      • Combination filtration and disinfection has a very high effectiveness in removing and killing bacteria when used with iodine, chlorine, or chlorine dioxide and an absolute less than or equal to 0.3 micron filter (NSF Standard 53 or 58 rated “cyst reduction / removal” filter).
  • Viruses – (for example, enterovirus, hepatitis A, norovirus, rotavirus)
    • Potential health effects from ingestion of water contaminated with viruses are:
      • Gastrointestinal illness (for example, diarrhea, vomiting, cramps), hepatitis, meningitis.
    • Sources of viruses in drinking water are:
      • Human and animal fecal waste.
    • Methods that may remove some or all of viruses from drinking water are:
      • Boiling (Rolling boil for 1 minute minimum) has a very high effectiveness in killing viruses;
      • Filtration is not effective in removing viruses;
      • Disinfection with iodine or chlorine has a high effectiveness in killing viruses;
      • Disinfection with chlorine dioxide has a high effectiveness in killing viruses;
      • Disinfection has a high effectiveness in killing viruses when used with iodine, chlorine, or chlorine dioxide.

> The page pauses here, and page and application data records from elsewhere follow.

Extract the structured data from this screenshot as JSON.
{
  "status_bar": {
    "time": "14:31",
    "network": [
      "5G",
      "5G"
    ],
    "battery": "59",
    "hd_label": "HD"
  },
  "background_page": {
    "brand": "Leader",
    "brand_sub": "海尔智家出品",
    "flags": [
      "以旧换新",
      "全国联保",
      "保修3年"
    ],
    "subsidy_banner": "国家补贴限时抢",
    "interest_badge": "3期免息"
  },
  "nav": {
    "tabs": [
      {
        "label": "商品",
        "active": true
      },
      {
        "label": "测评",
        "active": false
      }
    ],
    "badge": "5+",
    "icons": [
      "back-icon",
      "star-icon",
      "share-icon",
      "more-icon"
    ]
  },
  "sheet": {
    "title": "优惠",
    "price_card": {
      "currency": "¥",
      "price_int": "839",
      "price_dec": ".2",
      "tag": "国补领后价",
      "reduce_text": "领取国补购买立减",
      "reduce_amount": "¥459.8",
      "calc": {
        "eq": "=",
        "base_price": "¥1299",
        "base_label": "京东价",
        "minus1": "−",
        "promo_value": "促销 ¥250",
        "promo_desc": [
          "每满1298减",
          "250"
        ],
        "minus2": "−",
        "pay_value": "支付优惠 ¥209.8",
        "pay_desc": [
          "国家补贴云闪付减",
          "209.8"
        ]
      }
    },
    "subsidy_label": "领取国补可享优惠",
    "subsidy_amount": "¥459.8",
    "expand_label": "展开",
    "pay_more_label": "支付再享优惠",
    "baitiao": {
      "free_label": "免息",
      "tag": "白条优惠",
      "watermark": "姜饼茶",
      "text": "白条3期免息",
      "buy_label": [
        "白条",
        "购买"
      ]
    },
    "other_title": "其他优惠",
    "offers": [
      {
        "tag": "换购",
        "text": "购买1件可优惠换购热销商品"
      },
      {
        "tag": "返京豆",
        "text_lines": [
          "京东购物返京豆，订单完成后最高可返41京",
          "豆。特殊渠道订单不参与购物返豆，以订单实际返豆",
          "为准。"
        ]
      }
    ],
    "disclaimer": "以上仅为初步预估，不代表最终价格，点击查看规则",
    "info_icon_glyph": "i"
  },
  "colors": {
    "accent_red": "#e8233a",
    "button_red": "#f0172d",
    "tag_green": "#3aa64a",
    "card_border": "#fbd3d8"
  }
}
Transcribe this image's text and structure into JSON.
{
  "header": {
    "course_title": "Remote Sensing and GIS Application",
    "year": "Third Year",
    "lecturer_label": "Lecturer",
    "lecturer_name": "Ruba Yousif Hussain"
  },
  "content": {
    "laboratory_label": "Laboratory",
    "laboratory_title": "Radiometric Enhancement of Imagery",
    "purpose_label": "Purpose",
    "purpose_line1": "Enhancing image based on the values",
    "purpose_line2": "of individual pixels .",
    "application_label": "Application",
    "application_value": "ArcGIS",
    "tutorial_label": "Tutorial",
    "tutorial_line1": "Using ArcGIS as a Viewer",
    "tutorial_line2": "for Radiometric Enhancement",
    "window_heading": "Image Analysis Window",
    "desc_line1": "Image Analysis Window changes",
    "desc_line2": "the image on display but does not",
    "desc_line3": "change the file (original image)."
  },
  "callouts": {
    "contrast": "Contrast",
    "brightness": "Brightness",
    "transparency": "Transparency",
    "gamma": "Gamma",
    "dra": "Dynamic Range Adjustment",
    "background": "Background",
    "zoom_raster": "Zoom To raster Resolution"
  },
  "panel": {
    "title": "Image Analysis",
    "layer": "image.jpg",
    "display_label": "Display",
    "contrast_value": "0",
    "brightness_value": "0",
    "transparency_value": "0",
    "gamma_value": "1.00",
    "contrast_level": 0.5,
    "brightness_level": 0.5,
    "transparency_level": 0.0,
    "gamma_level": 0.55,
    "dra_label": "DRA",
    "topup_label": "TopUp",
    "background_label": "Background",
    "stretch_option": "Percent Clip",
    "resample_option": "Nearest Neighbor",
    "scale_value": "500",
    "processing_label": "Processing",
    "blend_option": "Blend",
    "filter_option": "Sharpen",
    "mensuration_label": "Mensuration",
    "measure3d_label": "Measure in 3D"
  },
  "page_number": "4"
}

Things to Remember

Please remember that:

  • Boiling can be used as a pathogen reduction method that should kill all pathogens. Water should be brought to a rolling boil for 1 minute. At altitudes greater than 6,562 feet (greater than 2000 meters), you should boil water for 3 minutes.
  • Filtration can be used as a pathogen reduction method against most microorganisms, depending on the pore size of the filter, amount of the contaminant, particle size of the contaminant, and charge of the contaminant particle. Manufacturer’s instructions must be followed. More information on selecting an appropriate water filter can be found at http://www.cdc.gov/crypto/gen_info/filters.html. Only filters that contain a chemical disinfectant matrix will be effective against some viruses.
  • Disinfection can be used as a pathogen reduction method against microorganisms. However, contact time, disinfectant concentration, water temperature, water turbidity (cloudiness), water pH, and many other factors can impact the effectiveness of chemical disinfection. The length of time and concentration of disinfectant varies by manufacturer and effectiveness of pathogen reduction depends on the product. Depending on these factors, 100% effectiveness may not be achieved. Manufacturer’s instructions must be followed.
  • If boiling water is not possible, a combination of filtration and chemical disinfection is the most effective pathogen reduction method in drinking water for backcountry or travel use. Manufacturer’s instructions must be followed.

Other treatment methods can be effective against some of the above pathogens:

  • Ultraviolet Light (UV Light) can be used as a pathogen reduction method against some microorganisms. The technology requires effective prefiltering due to its dependence on low water turbidity (cloudiness), the correct power delivery, and correct contact times to achieve maximum pathogen reduction. UV might be an effective method in pathogen reduction in backcountry water; there is a lack of independent testing data available on specific systems. Manufacturer’s instructions must be followed.
  • MIOX® systems use a salt solution to create mixed oxidants, primarily chlorine. Chlorine has a low to moderate effectiveness in killing Giardia, and a high effectiveness in killing bacteria and viruses. Manufacturer’s instructions must be followed.

Important: Water that has been disinfected with iodine is NOT recommended for pregnant women, people with thyroid problems, those with known hypersensitivity to iodine, or continuous use for more than a few weeks at a time.

Sanitation

In addition to using the appropriate drinking water treatment methods listed above, you can also protect yourself and others from waterborne illness in the backcountry or while traveling by paying attention to good sanitation practices:

  • Burying human waste 8 inches deep and at least 200 feet away from natural waters.
  • Practicing good personal hygiene. Wash hands before handling food, eating, and after using the toilet.